From water to wind
Right here by the river in Faddersbøl was a water mill powered by the water that ran from Sjørring Lake and southwards. When drainage of Sjørring Lake began in 1859, wide canals were dug out to lead the water away. The water mill was in the way and was therefore closed. However, there was still a need for energy, and the present mill was built instead.
Faddersbøl mill is a Dutch mill, and as the name indicates it was developed in the Netherlands, where these mills drove the pumps in large drainage projects. The Dutch mills were constructed so that the sails and the cap can rotate and follow the wind direction, whereas the mill building itself is permanent. Large gear wheels are used to turn the cap, while other wheels transfer the power from the sails to the grinder inside the mill building using a rather complicated system.
The farmers of the area could get their cereals milled into flour at Faddersbøl mill. The milling business gradually developed into an animal feed business and later into a grocer's shop where you could buy various household products. Faddersbøl mill was closed in 1968, by which time this technology had become outdated. The mill then stood bereft of its sails for many years, only covered in galvanised tiles, but the Danish Nature Agency and local forces took the initiative to restore the mill, so now the mill has its original appearance both on the inside and on the outside.
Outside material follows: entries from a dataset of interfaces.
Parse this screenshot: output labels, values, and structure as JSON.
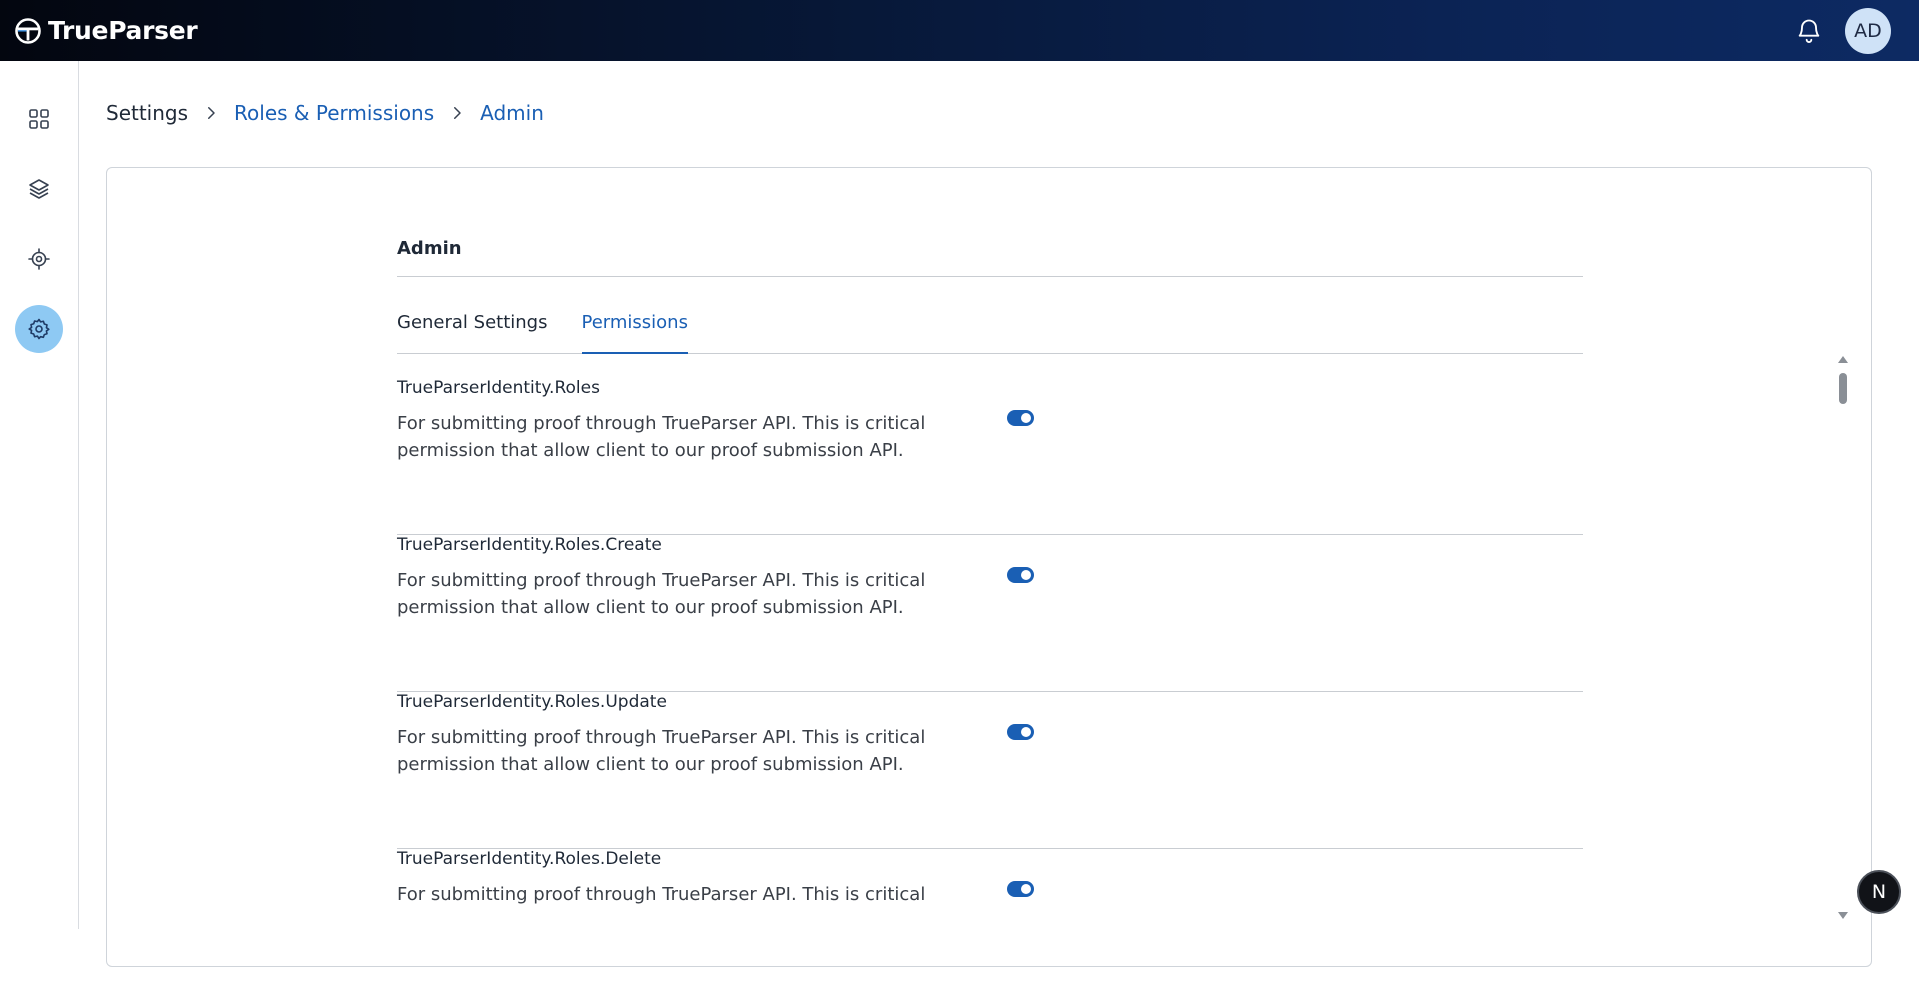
{
  "brand": {
    "name": "TrueParser"
  },
  "header": {
    "avatar_initials": "AD"
  },
  "breadcrumb": {
    "root": "Settings",
    "mid": "Roles & Permissions",
    "current": "Admin"
  },
  "role": {
    "title": "Admin"
  },
  "tabs": [
    {
      "label": "General Settings",
      "active": false
    },
    {
      "label": "Permissions",
      "active": true
    }
  ],
  "permissions": [
    {
      "name": "TrueParserIdentity.Roles",
      "description": "For submitting proof through TrueParser API. This is critical permission that allow client to our proof submission API.",
      "enabled": true
    },
    {
      "name": "TrueParserIdentity.Roles.Create",
      "description": "For submitting proof through TrueParser API. This is critical permission that allow client to our proof submission API.",
      "enabled": true
    },
    {
      "name": "TrueParserIdentity.Roles.Update",
      "description": "For submitting proof through TrueParser API. This is critical permission that allow client to our proof submission API.",
      "enabled": true
    },
    {
      "name": "TrueParserIdentity.Roles.Delete",
      "description": "For submitting proof through TrueParser API. This is critical",
      "enabled": true
    }
  ],
  "fab": {
    "label": "N"
  },
  "icons": {
    "rail": [
      "grid-icon",
      "layers-icon",
      "target-icon",
      "gear-icon"
    ],
    "header": [
      "bell-icon"
    ]
  },
  "colors": {
    "accent": "#1a5fb4",
    "rail_active": "#8ec9f3",
    "topbar_dark": "#03060f",
    "topbar_light": "#0d2a63"
  }
}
The mill cellar has a poster exhibition during the summer months. The exhibition displays the nature and landscape surrounding the mill as well as the cultural background and history of mills.